Well, winter has been and gone. We had a great time learning to snowboard – even if both of us did have brief and intense moments of rage and frustration on the slopes – and got swept up in the euphoria in Wellington as we were in the Westpac Stadium to witness the British and Irish Lions defeat New Zealand.
However, now our attention turns again to the road. The hills are getting greener, the days longer and we’re looking forward to heading out on adventures in our new campervan.
Back in September we traveled up the west coast to Franz Josef where Steph had found a Nissan Serena that was being sold by a German guy who lived there. A pretty standard people carrier or MPV, the two rows of rear seats had been removed and in their place, a wooden bed frame had been built from 20mm chipboard and some pine posts.
With plenty of room to make it our own, we bought it and drove it back to Wanaka the next day.
For the next three weekends, Steph and I used our combined carpentry and textile knowledge to create curtains, mattress covers, modify the bed frame and add shelving.
After much hard work, some glaring errors and a lot of swearing, we had kitted out the van for some very comfortable camping.
We (by which I mean I – Steve) had also managed to cleverly convert the electric slide door into a manual slide door using an ingenious power drill method to completely destroy the door’s regulator. Finally, I was putting my G-grade GCSE in Resistant Materials to good use.
Thoroughly pleased with ourselves, through October and November we have taken the van on her first few trips.
Kinloch and Lake Rere
Firstly, we made the short journey over the Crown Range to Kinloch, home to one of our favourite campsites, to celebrate my 31st birthday. Set at the head of Lake Wakatipu, we parked up to watch the sun set on the mountains.
The next morning we took a short hike around Lake Rere, easing ourselves back into hiking season on the four hour loop.
The next weekend we ventured further afield, travelling the breadth of the South Island from Wanaka to Akaroa and the Banks Peninsula on the east coast, near Christchurch.
It was a place recommended to us by a friend back in the UK and had been on our list since we arrived in New Zealand over a year ago.
Here, lush green mountains that constitute the caldera of an extinct volcano surround a natural harbour, formed when the coastal volcano erupted and collapsed, allowing sea water to flood in and fill the crater.
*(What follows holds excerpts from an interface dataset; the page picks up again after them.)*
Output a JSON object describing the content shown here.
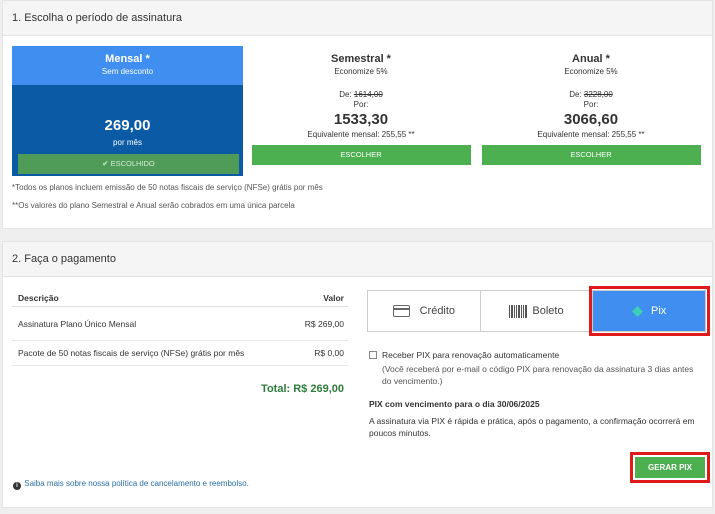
{
  "section1": {
    "title": "1. Escolha o período de assinatura",
    "plans": [
      {
        "name": "Mensal *",
        "sub": "Sem desconto",
        "price": "269,00",
        "per": "por mês",
        "button": "✔ ESCOLHIDO",
        "selected": true
      },
      {
        "name": "Semestral *",
        "sub": "Economize 5%",
        "de_label": "De:",
        "old_price": "1614,00",
        "por": "Por:",
        "price": "1533,30",
        "equivalent": "Equivalente mensal: 255,55 **",
        "button": "ESCOLHER"
      },
      {
        "name": "Anual *",
        "sub": "Economize 5%",
        "de_label": "De:",
        "old_price": "3228,00",
        "por": "Por:",
        "price": "3066,60",
        "equivalent": "Equivalente mensal: 255,55 **",
        "button": "ESCOLHER"
      }
    ],
    "note1": "*Todos os planos incluem emissão de 50 notas fiscais de serviço (NFSe) grátis por mês",
    "note2": "**Os valores do plano Semestral e Anual serão cobrados em uma única parcela"
  },
  "section2": {
    "title": "2. Faça o pagamento",
    "table": {
      "col_desc": "Descrição",
      "col_val": "Valor",
      "rows": [
        {
          "desc": "Assinatura Plano Único Mensal",
          "val": "R$ 269,00"
        },
        {
          "desc": "Pacote de 50 notas fiscais de serviço (NFSe) grátis por mês",
          "val": "R$ 0,00"
        }
      ],
      "total": "Total: R$ 269,00"
    },
    "policy": "Saiba mais sobre nossa política de cancelamento e reembolso.",
    "methods": [
      {
        "label": "Crédito",
        "icon": "credit-card-icon"
      },
      {
        "label": "Boleto",
        "icon": "barcode-icon"
      },
      {
        "label": "Pix",
        "icon": "pix-icon",
        "active": true
      }
    ],
    "pix": {
      "auto_label": "Receber PIX para renovação automaticamente",
      "auto_note": "(Você receberá por e-mail o código PIX para renovação da assinatura 3 dias antes do vencimento.)",
      "due": "PIX com vencimento para o dia 30/06/2025",
      "info": "A assinatura via PIX é rápida e prática, após o pagamento, a confirmação ocorrerá em poucos minutos.",
      "button": "GERAR PIX"
    }
  },
  "colors": {
    "primary": "#3f8ef0",
    "dark_blue": "#0a5aa6",
    "green": "#4caf50",
    "highlight_red": "#e0191b",
    "total_green": "#2e7d3a"
  }
}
A total change of scene from Wanaka and what was still then a very dusty, yellow Central Otago, Akaroa is a charming little town, enveloped by stunning countryside. Some of the landscape was, at times, reminiscent of Wales, Yorkshire and Cornwall with narrow roads navigating rolling hills that tumble down towards the golden sand beaches and coves. While the rural setting was distinctly Kiwi, it was nice to be reminded of home as we marked the anniversary of our arrival in New Zealand.
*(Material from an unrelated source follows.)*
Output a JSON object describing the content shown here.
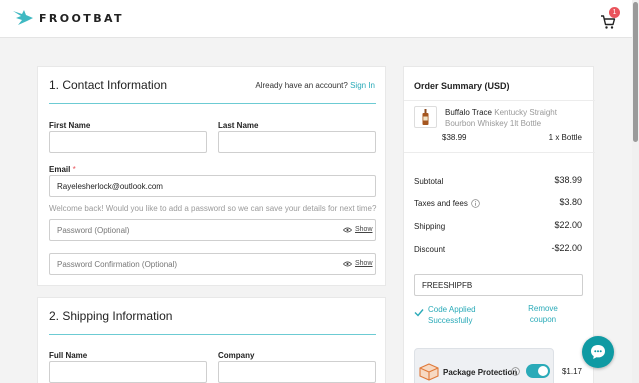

Taking a boat trip out on the harbour – a gift from Steph for my birthday – we saw Little Blue Penguins and Hector’s Dolphins (the planet’s rarest and smallest oceanic dolphins), which was a real treat for an armchair wildlife fan like me.
That evening was spent drinking wine in the hot tub at our AirBnB rental, watching the sun setting on the mountains around us.
Most recently we retraced some of those initial steps we took on our travels this time last year.
On our days off last week, we re-walked part of the Routeburn Track with a couple of friends. When Steph and I attempted the hike in November 2016 the Fiordland weather was its usual soggy, grey self as we trudged our way through 32km of rain and the occasional view.
Since then we had promised ourselves we would do it again in better weather, and with the huts booked up from mid-November until March 2018, the weather window that presented itself on 30 October to 1 November this year was realistically our last chance to enjoy the views on the country’s second most popular Great Walk.
The sun shone down on us for most of the two days of our trip this time and we were treated to some incredible views from Harris Saddle, both down the Hollyford Valley towards Lake Gunn and back over our shoulder along the Routeburn River.
This week we’ve had a bit of downtime to get on with some boring life admin and such, but we’ve booked some time off work for the end of November and will be heading out in the van for ten days very soon, so we’ll let you know how we get on.
In the meantime, enjoy the photos Steph took of our aforementioned adventuring and we’ll see you again soon.
Some of you who have been following our blog from the beginning may have noticed that we still haven’t got round to recording the podcast we said was going to accompany our writing. Well, quite frankly, we thought it was just a bit too narcissistic, embarrassing and needless a thing to do. Plus we’d also much rather be out enjoying the things we’re doing instead of providing audio commentary and wimbling on like absolute toolbags. So we’re not doing it. The world doesn’t need another podcast.